Data records for software interfaces –
-- Opening Marker --

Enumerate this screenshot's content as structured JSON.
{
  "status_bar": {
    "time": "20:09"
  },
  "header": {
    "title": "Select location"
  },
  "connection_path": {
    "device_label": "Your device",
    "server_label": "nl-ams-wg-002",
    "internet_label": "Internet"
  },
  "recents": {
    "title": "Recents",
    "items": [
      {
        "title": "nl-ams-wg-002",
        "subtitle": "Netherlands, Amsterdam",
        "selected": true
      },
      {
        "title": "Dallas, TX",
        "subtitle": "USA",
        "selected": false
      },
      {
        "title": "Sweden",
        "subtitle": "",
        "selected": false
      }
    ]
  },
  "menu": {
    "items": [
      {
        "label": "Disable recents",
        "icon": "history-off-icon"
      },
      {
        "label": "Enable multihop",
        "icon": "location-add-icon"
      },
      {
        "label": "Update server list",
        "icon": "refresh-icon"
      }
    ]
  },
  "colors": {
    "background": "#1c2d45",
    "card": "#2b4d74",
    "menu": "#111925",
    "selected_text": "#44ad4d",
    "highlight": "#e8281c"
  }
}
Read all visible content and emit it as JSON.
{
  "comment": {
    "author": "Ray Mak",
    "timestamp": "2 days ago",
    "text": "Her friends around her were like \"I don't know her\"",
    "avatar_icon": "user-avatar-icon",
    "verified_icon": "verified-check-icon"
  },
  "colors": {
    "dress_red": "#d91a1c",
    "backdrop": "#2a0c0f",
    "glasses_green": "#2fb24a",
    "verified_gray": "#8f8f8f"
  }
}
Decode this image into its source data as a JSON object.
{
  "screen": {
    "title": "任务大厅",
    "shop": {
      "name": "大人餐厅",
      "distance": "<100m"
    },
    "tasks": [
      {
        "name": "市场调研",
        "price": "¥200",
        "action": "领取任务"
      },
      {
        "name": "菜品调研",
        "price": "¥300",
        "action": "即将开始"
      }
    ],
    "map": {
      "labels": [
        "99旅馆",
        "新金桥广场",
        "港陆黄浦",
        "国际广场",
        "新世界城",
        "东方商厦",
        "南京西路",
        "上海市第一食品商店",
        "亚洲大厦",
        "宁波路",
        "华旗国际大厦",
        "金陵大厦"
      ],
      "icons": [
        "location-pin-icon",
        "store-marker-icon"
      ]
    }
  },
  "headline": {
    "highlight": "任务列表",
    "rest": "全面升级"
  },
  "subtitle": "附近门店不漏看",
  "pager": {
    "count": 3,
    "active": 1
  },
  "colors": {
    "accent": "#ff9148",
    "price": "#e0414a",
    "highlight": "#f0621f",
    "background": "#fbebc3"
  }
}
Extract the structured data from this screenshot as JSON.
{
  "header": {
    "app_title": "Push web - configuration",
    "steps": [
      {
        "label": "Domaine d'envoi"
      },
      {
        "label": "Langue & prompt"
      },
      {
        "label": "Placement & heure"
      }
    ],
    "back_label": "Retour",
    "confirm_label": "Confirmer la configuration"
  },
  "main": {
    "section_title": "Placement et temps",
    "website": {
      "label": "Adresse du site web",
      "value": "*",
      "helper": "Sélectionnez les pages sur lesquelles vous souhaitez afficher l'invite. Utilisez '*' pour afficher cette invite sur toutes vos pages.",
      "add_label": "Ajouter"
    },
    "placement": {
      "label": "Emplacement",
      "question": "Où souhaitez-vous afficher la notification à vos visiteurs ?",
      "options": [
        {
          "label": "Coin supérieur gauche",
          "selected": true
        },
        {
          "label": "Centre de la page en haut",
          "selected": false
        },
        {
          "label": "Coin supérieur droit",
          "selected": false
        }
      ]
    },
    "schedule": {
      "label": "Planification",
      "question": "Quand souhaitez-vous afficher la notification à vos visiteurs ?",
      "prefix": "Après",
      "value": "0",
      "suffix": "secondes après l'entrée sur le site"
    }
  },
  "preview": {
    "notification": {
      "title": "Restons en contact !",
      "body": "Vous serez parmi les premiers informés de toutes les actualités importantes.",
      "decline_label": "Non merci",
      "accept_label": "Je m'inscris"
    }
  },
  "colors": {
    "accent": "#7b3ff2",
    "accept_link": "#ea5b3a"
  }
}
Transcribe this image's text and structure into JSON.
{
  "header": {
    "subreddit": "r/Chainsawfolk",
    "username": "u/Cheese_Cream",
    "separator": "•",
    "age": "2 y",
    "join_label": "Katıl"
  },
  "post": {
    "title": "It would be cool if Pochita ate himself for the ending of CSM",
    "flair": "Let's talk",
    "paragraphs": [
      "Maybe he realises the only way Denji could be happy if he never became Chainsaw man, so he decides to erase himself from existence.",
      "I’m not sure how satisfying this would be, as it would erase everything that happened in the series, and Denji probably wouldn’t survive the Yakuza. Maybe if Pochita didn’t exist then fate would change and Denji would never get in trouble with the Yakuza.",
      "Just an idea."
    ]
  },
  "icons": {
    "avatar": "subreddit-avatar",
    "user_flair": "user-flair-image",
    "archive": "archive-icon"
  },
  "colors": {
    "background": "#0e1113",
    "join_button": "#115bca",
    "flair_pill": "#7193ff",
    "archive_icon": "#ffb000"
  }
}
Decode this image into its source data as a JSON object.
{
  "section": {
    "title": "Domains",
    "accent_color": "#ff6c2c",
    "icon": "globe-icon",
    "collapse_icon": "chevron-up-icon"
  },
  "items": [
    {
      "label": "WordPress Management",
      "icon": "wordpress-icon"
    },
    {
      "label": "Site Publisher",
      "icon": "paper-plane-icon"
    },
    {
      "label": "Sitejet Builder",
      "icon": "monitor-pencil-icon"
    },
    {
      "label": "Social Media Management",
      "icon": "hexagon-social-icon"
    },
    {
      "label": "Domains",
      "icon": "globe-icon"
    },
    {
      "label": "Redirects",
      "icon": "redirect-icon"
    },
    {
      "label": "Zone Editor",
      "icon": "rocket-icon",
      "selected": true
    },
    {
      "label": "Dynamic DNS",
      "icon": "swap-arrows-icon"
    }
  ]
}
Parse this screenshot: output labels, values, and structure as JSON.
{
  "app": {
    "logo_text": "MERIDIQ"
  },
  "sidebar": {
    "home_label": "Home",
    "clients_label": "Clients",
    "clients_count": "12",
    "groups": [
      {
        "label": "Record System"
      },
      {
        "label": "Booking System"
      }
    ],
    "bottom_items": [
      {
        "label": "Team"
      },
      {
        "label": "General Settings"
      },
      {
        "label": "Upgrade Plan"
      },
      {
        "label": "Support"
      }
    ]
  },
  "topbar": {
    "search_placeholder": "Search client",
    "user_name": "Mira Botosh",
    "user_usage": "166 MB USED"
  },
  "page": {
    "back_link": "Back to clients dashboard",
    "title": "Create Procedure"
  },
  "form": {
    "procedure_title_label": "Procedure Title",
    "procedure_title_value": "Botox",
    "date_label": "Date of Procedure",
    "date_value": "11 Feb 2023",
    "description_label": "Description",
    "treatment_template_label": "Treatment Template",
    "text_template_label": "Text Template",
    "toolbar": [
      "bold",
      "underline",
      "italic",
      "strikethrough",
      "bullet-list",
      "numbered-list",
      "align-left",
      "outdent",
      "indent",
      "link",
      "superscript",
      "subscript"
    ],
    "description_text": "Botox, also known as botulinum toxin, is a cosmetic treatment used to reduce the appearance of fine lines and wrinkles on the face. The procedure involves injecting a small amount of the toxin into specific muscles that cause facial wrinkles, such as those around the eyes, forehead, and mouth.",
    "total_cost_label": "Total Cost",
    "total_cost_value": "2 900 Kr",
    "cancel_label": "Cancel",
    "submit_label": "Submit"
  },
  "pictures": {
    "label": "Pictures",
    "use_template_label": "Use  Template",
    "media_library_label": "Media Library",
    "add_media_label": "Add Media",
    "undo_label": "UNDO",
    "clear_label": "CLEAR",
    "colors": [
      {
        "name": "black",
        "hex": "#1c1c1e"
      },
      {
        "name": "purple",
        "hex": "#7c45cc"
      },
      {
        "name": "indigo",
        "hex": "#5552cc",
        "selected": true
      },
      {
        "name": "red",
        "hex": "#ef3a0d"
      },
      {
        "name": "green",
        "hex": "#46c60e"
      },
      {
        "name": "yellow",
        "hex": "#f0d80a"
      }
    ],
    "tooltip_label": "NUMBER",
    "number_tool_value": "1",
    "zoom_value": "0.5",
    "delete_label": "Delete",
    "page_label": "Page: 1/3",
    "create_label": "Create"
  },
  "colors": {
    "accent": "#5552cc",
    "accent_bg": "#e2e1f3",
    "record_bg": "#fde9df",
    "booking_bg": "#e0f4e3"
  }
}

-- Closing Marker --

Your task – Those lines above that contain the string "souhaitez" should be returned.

Answer section –
      "helper": "Sélectionnez les pages sur lesquelles vous souhaitez afficher l'invite. Utilisez '*' pour afficher cette invite sur toutes vos pages.",
      "question": "Où souhaitez-vous afficher la notification à vos visiteurs ?",
      "question": "Quand souhaitez-vous afficher la notification à vos visiteurs ?",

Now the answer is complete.